Gruger: “It’s going to come down to ‘Wrecking Ball’ or ‘Happy.’ Similar in the way Miley created a movement where fans participated by uploading their own versions of the video, Pharrell accomplished this on a global level. People from all across the planet created their own country-specific versions of the video, propelling ‘Happy’ to the No. 1 position for 10 weeks. It was so powerful that Pharrell even had an emotional breakdown on Oprah. The video’s debut was epic as well, and the 24-hour music video concept was both novel and unprecedented.”
Which video was snubbed for Video of the Year?
Stern: “Oh, that’s an easy one: It’s Britney, b*tch! ‘Work Bitch’ was objectively one of Britney’s best videos in years — the desert dancing, the orgy scenes outside Planet Hollywood, whips, exploding mannequins — I mean, hello, she’s got CGI sharks swimming at her side. And it was everywhere, too. Even South Park delivered a parody of the video. How was this overlooked? Then again, she’s been snubbed for years by MTV, but this is certainly their most outrageous omission yet.”
Moore: “It’s a crime that DJ Snake and Lil’ Jon’s ‘Turn Down for What’ clip isn’t in the conversation for Video of the Year, easily the most eye-popping, gasp-inducing, must-share-everywhere video of 2014 (if you’re not counting 17 Beyonce vids, of course). Its nods in the technical categories (Best Direction, Best Art Direction, Best Visual Effects) just aren’t enough.”
Gruger:“‘Dark Horse’ by Katy Perry. It’s the most-watched music video on YouTube that was released in 2014.”

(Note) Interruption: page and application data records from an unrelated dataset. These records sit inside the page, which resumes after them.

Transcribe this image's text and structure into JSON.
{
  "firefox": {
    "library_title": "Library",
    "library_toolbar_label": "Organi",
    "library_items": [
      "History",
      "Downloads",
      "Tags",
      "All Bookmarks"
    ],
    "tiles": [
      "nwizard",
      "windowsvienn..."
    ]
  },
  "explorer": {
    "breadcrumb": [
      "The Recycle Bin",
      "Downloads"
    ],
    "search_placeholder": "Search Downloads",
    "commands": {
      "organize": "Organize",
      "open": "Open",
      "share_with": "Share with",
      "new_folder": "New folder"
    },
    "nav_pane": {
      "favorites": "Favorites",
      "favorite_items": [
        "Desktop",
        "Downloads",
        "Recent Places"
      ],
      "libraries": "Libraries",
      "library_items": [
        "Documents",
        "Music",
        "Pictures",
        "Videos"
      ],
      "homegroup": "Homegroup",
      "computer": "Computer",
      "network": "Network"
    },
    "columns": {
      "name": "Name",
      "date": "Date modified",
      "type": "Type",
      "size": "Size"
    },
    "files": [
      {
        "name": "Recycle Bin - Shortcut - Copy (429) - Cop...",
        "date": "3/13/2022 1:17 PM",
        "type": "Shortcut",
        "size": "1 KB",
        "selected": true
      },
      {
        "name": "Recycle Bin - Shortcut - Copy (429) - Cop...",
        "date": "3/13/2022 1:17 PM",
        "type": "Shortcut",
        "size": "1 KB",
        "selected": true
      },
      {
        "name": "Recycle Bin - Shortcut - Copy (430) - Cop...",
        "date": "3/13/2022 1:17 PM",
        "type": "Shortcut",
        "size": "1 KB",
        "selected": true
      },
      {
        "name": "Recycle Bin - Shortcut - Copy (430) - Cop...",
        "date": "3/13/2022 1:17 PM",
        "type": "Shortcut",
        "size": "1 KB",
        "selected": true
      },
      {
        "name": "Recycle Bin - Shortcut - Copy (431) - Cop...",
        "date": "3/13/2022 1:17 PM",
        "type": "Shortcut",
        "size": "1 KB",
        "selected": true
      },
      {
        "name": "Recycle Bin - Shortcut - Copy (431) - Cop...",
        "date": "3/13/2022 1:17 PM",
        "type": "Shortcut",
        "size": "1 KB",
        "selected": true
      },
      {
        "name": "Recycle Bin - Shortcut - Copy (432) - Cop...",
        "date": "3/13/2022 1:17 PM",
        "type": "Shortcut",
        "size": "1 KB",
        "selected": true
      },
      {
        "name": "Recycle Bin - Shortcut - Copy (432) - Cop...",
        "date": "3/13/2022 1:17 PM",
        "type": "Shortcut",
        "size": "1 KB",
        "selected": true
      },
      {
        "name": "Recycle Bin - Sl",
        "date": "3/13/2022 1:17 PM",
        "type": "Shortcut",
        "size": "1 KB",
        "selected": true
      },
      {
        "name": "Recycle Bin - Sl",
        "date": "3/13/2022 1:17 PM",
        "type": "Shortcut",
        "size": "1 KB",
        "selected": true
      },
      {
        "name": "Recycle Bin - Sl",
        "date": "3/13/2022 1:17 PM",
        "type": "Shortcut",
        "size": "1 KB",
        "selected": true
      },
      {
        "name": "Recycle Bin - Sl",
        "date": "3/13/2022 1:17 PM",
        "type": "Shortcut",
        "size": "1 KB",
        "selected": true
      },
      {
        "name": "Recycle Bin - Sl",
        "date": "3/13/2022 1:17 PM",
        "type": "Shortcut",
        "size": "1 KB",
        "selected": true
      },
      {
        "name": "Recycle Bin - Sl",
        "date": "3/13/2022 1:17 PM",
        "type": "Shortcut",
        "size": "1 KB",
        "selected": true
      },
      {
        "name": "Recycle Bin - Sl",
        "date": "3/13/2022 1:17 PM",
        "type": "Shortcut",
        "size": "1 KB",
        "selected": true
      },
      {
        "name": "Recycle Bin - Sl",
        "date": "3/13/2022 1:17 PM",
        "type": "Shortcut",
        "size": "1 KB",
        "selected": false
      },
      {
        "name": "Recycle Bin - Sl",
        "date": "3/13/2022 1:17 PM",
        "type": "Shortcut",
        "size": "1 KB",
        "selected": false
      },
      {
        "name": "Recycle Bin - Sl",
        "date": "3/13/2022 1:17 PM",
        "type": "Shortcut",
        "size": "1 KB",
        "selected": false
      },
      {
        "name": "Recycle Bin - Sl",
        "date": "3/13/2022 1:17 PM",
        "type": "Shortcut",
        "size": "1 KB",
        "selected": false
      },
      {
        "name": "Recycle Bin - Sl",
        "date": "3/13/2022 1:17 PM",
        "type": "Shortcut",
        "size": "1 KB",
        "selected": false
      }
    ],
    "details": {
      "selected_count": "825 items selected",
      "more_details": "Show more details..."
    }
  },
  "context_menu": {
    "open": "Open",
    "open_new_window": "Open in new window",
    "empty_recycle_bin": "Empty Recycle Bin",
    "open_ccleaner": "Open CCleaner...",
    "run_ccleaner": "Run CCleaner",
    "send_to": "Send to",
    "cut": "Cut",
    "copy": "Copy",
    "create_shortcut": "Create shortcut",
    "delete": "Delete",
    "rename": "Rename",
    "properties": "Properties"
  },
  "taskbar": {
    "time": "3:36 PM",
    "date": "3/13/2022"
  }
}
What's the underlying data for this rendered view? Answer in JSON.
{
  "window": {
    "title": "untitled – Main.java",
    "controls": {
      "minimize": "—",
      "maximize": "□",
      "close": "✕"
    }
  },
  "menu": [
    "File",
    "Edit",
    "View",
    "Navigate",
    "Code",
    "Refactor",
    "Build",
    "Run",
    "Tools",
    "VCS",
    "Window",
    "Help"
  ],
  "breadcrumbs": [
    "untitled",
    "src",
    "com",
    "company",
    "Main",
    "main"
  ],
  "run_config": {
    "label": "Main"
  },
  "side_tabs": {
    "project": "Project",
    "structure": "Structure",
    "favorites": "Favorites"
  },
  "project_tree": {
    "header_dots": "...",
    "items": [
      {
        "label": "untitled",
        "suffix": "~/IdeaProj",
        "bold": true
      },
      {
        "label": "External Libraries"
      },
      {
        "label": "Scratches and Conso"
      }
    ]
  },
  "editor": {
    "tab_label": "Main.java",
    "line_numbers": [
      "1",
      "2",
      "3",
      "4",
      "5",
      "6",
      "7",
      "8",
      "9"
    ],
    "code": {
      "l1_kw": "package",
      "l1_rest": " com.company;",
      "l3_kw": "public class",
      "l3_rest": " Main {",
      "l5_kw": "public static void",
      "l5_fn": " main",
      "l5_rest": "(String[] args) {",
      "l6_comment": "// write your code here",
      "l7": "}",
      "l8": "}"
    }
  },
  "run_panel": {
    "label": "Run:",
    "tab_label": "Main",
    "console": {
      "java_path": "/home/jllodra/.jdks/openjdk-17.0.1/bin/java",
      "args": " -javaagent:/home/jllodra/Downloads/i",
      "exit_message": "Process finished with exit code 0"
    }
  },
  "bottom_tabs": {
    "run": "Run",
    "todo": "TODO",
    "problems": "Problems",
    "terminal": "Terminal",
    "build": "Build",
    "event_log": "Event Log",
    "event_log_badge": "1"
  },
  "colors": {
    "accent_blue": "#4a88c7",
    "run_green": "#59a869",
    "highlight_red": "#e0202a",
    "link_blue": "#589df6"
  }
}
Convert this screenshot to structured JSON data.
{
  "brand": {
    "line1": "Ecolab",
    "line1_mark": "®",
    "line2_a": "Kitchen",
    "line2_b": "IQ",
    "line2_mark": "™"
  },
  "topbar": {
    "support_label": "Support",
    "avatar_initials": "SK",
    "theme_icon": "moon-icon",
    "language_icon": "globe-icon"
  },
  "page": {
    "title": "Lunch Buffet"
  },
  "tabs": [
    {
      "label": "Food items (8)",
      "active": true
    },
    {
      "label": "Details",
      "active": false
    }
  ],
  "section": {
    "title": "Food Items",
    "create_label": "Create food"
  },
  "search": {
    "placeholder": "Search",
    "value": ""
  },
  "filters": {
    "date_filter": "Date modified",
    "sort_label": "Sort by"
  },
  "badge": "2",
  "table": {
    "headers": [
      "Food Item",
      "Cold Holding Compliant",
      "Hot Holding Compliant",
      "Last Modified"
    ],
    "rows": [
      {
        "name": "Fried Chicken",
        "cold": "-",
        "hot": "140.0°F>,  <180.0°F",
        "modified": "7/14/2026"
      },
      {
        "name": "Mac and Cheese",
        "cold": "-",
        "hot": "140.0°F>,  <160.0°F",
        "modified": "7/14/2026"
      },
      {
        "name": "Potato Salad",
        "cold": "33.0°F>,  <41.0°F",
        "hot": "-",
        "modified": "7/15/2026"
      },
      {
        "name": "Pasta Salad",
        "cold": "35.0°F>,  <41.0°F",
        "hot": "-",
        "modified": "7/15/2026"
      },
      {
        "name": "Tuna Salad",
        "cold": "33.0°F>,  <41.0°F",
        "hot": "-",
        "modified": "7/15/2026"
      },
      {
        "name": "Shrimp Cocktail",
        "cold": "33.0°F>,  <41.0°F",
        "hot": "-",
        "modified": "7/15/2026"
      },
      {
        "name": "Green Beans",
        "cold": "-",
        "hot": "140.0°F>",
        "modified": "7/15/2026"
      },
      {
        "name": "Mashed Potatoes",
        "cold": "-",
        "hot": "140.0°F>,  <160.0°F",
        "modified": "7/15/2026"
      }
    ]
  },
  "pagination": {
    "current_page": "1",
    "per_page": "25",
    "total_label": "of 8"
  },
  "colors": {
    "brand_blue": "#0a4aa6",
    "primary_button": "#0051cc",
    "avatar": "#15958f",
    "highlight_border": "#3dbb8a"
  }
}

McIntyre: “I would have given a nod to Katy Perry’s ‘Roar,’ if just because it’s so adorable. I also would have given Kiesza’s ‘Hideaway’ more attention than just Best Choreography. Lastly, I do think Beyonce deserves some love here, but not for ‘Drunk In Love.’ I probably would have gone with ‘Partition’ instead.”
Sherman: “5 Seconds of Summer’s ‘She Looks So Perfect.’ Australia’s One Direction (OK, they’re more Green Day than Backstreet Boys) remind teen girls everywhere that it’s cool to swoon over cute dudes that play guitar. The video highlights their power pop punk prowess and there’s partial nudity a la Blink-182’s ‘What’s My Age Again?’ Who doesn’t like dancing in their skivvies?”